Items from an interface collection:

# # # # #

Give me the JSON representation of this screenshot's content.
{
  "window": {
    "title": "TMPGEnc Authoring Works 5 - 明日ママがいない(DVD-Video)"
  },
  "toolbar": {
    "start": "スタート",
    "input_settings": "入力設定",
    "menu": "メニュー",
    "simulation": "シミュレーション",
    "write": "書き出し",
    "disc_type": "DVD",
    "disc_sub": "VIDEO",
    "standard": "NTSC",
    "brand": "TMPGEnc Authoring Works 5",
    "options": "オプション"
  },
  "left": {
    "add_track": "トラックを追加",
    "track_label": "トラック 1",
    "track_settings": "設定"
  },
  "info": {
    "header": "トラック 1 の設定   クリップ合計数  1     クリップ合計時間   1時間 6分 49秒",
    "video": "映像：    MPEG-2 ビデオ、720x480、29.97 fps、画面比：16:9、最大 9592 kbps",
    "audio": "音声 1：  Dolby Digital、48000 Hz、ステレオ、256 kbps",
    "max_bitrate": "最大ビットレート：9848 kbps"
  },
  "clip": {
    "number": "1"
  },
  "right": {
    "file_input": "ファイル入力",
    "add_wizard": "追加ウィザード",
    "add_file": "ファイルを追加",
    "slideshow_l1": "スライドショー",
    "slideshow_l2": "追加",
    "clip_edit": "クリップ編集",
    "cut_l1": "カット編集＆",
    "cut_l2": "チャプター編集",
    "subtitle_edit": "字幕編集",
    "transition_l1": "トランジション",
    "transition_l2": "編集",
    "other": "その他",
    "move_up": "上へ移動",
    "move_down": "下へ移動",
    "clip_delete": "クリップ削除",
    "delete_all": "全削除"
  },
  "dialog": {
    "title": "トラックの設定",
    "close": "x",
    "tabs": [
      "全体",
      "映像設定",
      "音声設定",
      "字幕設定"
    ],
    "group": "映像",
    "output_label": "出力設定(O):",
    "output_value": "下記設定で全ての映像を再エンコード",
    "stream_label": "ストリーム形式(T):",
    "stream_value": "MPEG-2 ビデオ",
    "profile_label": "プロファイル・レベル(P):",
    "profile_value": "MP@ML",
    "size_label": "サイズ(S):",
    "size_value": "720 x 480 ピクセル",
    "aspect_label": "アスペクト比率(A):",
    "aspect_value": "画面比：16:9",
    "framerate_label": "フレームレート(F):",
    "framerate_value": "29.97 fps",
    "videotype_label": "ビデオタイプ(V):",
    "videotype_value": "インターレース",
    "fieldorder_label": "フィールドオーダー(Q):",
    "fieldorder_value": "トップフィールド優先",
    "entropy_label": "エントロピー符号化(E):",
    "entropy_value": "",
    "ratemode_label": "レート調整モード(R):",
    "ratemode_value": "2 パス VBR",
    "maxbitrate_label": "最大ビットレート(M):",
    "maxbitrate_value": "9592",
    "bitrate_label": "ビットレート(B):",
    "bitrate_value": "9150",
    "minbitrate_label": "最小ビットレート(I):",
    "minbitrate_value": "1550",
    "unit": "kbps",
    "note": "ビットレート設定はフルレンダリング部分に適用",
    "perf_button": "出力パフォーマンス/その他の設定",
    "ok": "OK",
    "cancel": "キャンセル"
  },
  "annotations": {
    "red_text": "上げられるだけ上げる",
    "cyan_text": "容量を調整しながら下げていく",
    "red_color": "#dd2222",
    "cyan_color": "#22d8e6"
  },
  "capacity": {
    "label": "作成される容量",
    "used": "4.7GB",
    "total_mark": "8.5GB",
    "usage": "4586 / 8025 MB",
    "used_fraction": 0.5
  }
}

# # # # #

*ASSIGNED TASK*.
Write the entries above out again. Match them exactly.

*REPLY TO THE TASK*.
Give me the JSON representation of this screenshot's content.
{
  "window": {
    "title": "TMPGEnc Authoring Works 5 - 明日ママがいない(DVD-Video)"
  },
  "toolbar": {
    "start": "スタート",
    "input_settings": "入力設定",
    "menu": "メニュー",
    "simulation": "シミュレーション",
    "write": "書き出し",
    "disc_type": "DVD",
    "disc_sub": "VIDEO",
    "standard": "NTSC",
    "brand": "TMPGEnc Authoring Works 5",
    "options": "オプション"
  },
  "left": {
    "add_track": "トラックを追加",
    "track_label": "トラック 1",
    "track_settings": "設定"
  },
  "info": {
    "header": "トラック 1 の設定   クリップ合計数  1     クリップ合計時間   1時間 6分 49秒",
    "video": "映像：    MPEG-2 ビデオ、720x480、29.97 fps、画面比：16:9、最大 9592 kbps",
    "audio": "音声 1：  Dolby Digital、48000 Hz、ステレオ、256 kbps",
    "max_bitrate": "最大ビットレート：9848 kbps"
  },
  "clip": {
    "number": "1"
  },
  "right": {
    "file_input": "ファイル入力",
    "add_wizard": "追加ウィザード",
    "add_file": "ファイルを追加",
    "slideshow_l1": "スライドショー",
    "slideshow_l2": "追加",
    "clip_edit": "クリップ編集",
    "cut_l1": "カット編集＆",
    "cut_l2": "チャプター編集",
    "subtitle_edit": "字幕編集",
    "transition_l1": "トランジション",
    "transition_l2": "編集",
    "other": "その他",
    "move_up": "上へ移動",
    "move_down": "下へ移動",
    "clip_delete": "クリップ削除",
    "delete_all": "全削除"
  },
  "dialog": {
    "title": "トラックの設定",
    "close": "x",
    "tabs": [
      "全体",
      "映像設定",
      "音声設定",
      "字幕設定"
    ],
    "group": "映像",
    "output_label": "出力設定(O):",
    "output_value": "下記設定で全ての映像を再エンコード",
    "stream_label": "ストリーム形式(T):",
    "stream_value": "MPEG-2 ビデオ",
    "profile_label": "プロファイル・レベル(P):",
    "profile_value": "MP@ML",
    "size_label": "サイズ(S):",
    "size_value": "720 x 480 ピクセル",
    "aspect_label": "アスペクト比率(A):",
    "aspect_value": "画面比：16:9",
    "framerate_label": "フレームレート(F):",
    "framerate_value": "29.97 fps",
    "videotype_label": "ビデオタイプ(V):",
    "videotype_value": "インターレース",
    "fieldorder_label": "フィールドオーダー(Q):",
    "fieldorder_value": "トップフィールド優先",
    "entropy_label": "エントロピー符号化(E):",
    "entropy_value": "",
    "ratemode_label": "レート調整モード(R):",
    "ratemode_value": "2 パス VBR",
    "maxbitrate_label": "最大ビットレート(M):",
    "maxbitrate_value": "9592",
    "bitrate_label": "ビットレート(B):",
    "bitrate_value": "9150",
    "minbitrate_label": "最小ビットレート(I):",
    "minbitrate_value": "1550",
    "unit": "kbps",
    "note": "ビットレート設定はフルレンダリング部分に適用",
    "perf_button": "出力パフォーマンス/その他の設定",
    "ok": "OK",
    "cancel": "キャンセル"
  },
  "annotations": {
    "red_text": "上げられるだけ上げる",
    "cyan_text": "容量を調整しながら下げていく",
    "red_color": "#dd2222",
    "cyan_color": "#22d8e6"
  },
  "capacity": {
    "label": "作成される容量",
    "used": "4.7GB",
    "total_mark": "8.5GB",
    "usage": "4586 / 8025 MB",
    "used_fraction": 0.5
  }
}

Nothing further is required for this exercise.